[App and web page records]

******************************

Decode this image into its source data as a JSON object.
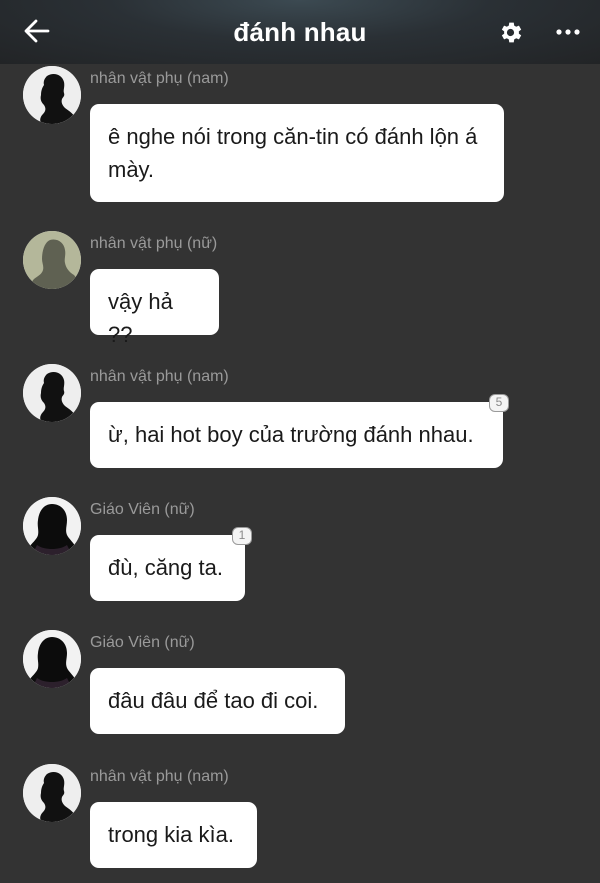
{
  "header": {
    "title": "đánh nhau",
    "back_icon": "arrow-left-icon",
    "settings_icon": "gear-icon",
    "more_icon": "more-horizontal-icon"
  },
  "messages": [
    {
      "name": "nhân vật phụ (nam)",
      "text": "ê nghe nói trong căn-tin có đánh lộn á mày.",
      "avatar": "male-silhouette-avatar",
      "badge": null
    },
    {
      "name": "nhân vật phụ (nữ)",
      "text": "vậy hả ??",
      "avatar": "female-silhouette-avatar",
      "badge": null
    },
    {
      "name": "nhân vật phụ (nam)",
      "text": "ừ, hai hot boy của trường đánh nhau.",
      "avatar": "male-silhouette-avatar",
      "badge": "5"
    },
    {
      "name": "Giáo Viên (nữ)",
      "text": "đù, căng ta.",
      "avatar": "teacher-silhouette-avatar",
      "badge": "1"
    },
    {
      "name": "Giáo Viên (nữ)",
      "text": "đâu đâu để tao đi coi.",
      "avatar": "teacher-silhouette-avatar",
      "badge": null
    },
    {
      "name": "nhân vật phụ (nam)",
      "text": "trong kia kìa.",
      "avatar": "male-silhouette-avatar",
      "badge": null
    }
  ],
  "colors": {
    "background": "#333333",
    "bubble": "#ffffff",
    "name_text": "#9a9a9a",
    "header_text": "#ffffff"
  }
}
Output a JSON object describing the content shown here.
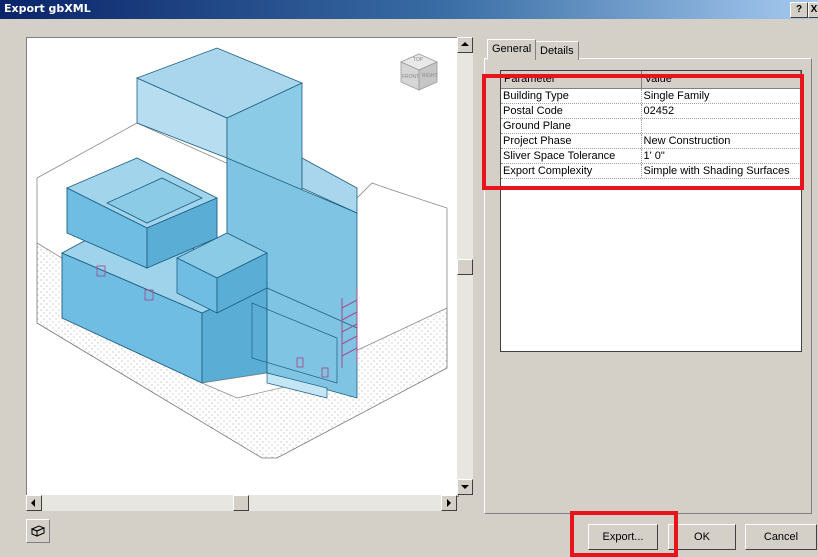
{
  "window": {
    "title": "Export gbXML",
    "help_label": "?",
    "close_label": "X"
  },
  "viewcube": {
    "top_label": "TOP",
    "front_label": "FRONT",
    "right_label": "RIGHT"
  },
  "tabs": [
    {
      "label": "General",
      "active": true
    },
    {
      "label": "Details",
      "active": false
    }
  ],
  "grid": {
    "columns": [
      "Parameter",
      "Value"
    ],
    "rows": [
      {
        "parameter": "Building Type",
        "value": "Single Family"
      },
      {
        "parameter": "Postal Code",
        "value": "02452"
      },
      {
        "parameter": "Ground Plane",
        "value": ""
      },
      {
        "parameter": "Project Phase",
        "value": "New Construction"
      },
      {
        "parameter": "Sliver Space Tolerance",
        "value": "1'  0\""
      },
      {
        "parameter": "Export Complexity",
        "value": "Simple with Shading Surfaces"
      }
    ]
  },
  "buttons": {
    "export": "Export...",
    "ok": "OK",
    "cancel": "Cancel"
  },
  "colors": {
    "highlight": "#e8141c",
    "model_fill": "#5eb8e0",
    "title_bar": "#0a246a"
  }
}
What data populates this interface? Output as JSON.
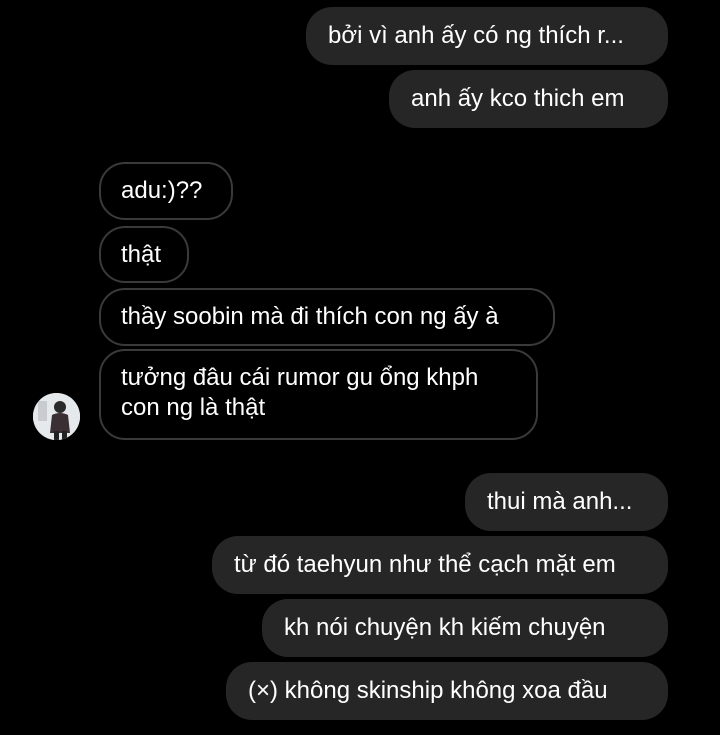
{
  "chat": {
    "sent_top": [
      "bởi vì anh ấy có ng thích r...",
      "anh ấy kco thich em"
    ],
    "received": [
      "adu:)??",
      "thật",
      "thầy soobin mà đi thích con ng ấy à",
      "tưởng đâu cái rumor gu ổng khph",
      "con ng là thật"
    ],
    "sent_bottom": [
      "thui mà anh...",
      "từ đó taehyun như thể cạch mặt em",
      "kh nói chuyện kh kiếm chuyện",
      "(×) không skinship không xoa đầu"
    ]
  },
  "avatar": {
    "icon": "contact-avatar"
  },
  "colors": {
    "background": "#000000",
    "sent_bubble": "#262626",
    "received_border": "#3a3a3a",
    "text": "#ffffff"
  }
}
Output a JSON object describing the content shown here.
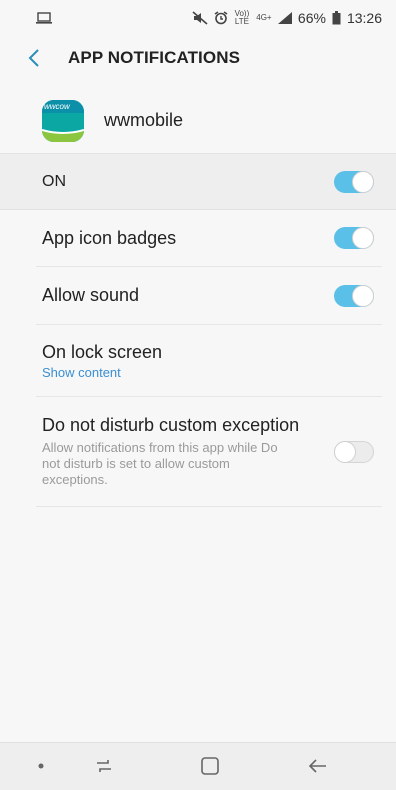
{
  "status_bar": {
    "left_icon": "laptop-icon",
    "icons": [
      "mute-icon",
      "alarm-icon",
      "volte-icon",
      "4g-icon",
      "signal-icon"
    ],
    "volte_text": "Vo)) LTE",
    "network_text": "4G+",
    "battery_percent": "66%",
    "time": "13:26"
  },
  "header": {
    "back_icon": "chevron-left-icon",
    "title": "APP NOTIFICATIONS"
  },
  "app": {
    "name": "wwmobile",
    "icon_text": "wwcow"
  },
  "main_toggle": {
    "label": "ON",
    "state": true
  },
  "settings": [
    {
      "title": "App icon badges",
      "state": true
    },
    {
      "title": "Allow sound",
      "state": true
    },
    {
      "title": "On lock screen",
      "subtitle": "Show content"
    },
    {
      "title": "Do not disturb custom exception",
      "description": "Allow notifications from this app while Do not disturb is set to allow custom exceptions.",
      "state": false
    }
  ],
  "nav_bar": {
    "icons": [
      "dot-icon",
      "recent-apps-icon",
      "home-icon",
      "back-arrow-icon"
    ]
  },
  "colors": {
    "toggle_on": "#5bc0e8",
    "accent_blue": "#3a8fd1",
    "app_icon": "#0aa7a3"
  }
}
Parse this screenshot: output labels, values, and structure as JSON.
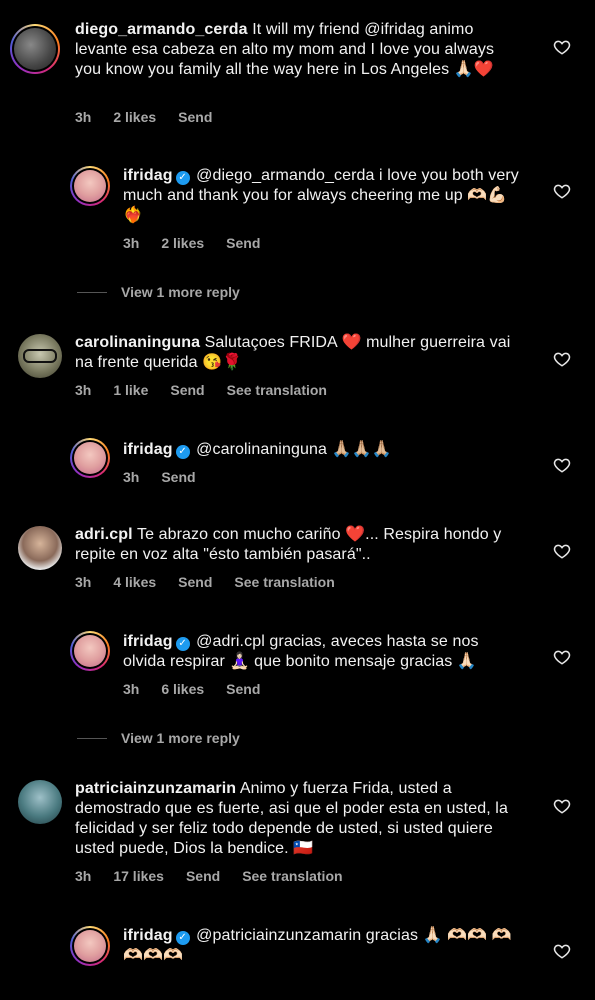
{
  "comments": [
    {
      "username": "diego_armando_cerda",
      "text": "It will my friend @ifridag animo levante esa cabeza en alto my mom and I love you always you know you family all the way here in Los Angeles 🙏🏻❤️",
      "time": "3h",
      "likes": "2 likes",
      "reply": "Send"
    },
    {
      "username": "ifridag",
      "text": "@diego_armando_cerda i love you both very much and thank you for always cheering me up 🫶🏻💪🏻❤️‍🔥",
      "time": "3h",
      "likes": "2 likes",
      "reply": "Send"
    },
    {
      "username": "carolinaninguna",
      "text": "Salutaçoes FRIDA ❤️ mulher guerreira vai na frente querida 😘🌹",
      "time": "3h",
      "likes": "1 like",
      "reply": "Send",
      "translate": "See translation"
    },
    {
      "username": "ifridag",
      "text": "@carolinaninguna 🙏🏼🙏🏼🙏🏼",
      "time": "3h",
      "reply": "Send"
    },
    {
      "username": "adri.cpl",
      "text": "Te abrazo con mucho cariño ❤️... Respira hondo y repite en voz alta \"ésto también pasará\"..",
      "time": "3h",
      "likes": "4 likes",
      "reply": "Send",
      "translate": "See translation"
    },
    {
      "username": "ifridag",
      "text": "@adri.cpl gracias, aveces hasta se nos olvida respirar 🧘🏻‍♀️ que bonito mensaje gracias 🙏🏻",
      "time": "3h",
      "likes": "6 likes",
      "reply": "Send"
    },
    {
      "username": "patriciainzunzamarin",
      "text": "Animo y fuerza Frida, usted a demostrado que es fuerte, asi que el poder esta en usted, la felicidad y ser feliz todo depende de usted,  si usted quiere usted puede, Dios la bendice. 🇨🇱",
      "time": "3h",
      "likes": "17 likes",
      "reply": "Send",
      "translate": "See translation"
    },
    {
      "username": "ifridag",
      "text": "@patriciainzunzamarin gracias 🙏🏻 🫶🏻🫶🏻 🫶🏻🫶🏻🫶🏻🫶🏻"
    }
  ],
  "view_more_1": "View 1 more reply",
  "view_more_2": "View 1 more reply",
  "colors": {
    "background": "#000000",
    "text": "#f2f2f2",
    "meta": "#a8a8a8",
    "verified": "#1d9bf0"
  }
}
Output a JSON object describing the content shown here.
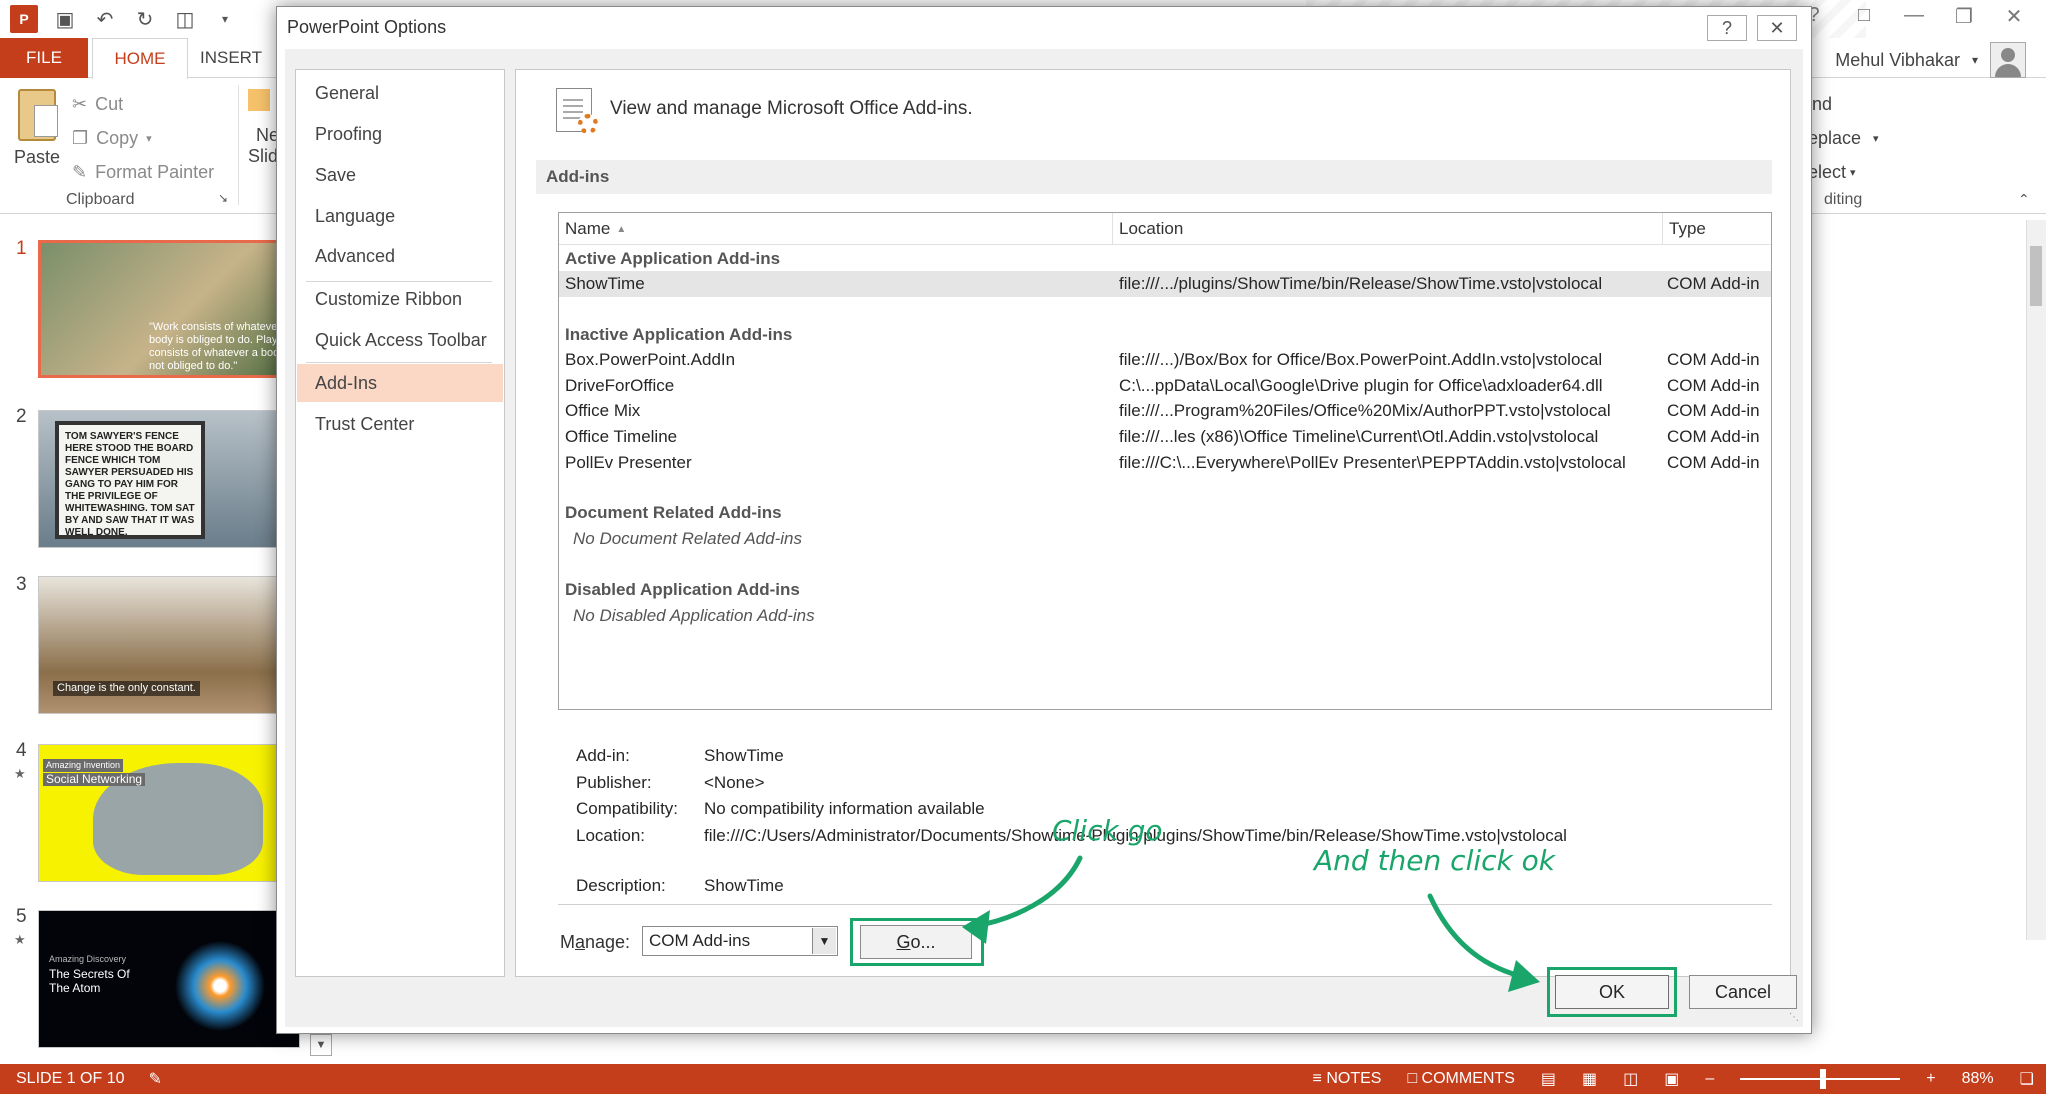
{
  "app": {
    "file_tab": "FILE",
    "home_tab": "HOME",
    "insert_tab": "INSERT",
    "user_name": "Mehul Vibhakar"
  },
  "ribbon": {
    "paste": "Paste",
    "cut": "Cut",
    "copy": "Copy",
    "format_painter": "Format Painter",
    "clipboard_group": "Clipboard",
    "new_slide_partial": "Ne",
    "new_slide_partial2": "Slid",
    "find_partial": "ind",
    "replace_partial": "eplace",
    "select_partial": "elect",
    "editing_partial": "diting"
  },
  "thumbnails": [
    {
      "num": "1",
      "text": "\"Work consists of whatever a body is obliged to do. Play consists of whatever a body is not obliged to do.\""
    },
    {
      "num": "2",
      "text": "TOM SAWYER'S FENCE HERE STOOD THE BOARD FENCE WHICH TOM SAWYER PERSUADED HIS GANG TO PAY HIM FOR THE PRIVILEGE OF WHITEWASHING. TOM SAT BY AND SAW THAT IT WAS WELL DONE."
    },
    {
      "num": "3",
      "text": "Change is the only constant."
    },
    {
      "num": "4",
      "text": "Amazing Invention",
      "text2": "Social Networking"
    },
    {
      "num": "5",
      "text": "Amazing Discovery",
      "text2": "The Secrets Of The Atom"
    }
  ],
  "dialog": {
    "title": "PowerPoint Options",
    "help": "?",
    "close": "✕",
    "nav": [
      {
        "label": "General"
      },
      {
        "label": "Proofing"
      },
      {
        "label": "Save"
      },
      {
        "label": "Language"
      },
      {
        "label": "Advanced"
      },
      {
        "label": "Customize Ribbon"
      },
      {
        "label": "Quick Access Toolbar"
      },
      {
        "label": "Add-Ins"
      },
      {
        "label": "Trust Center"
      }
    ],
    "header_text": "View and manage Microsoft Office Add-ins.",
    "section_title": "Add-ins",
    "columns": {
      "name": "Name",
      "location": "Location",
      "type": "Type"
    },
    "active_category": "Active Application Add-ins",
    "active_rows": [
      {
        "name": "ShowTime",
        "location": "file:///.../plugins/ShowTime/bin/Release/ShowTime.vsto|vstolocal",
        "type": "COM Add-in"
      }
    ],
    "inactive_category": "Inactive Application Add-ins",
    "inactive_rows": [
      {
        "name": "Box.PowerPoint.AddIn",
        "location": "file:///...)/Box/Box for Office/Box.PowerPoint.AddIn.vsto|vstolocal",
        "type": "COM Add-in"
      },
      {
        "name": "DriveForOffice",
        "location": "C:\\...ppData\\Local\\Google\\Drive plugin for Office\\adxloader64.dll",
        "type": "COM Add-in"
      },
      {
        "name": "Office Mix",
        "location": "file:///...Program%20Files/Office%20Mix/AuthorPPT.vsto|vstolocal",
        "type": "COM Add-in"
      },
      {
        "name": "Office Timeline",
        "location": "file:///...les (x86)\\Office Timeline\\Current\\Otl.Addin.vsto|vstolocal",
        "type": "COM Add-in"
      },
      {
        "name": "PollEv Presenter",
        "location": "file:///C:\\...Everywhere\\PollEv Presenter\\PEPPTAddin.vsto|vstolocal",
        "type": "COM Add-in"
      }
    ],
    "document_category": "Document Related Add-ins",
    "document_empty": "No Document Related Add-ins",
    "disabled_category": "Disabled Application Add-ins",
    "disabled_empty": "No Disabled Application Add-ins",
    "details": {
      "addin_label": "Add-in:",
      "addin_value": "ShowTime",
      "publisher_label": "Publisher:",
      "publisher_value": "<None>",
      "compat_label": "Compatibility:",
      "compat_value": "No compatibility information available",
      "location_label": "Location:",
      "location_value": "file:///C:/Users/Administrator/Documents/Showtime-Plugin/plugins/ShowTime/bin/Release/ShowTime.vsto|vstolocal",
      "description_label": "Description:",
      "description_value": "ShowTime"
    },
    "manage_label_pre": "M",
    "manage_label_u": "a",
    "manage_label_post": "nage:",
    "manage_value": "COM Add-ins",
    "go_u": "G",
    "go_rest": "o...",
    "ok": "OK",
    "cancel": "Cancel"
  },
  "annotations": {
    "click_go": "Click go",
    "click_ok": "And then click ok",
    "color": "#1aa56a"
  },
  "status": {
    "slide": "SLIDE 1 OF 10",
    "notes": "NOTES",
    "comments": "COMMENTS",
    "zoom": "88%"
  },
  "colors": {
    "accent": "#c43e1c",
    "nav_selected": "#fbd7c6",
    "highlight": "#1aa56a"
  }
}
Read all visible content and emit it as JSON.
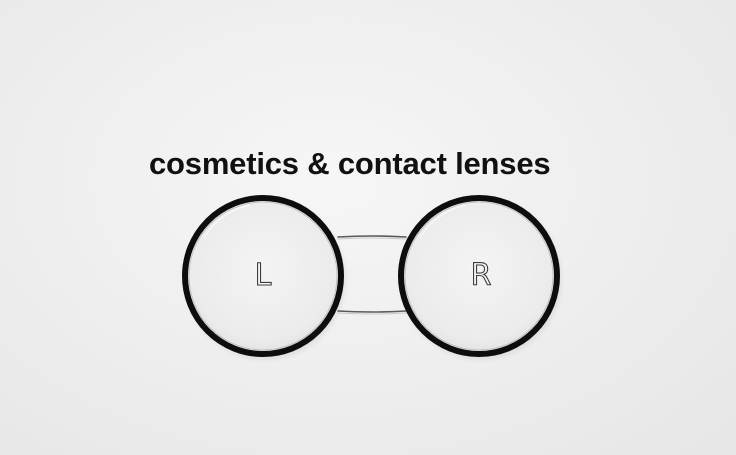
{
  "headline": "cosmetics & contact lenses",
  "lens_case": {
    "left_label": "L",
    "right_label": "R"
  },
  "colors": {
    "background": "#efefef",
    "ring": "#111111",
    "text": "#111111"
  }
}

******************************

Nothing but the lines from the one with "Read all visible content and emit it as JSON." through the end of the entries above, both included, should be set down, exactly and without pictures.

### RESPONSE
Read all visible content and emit it as JSON.
{
  "headline": "cosmetics & contact lenses",
  "lens_case": {
    "left_label": "L",
    "right_label": "R"
  },
  "colors": {
    "background": "#efefef",
    "ring": "#111111",
    "text": "#111111"
  }
}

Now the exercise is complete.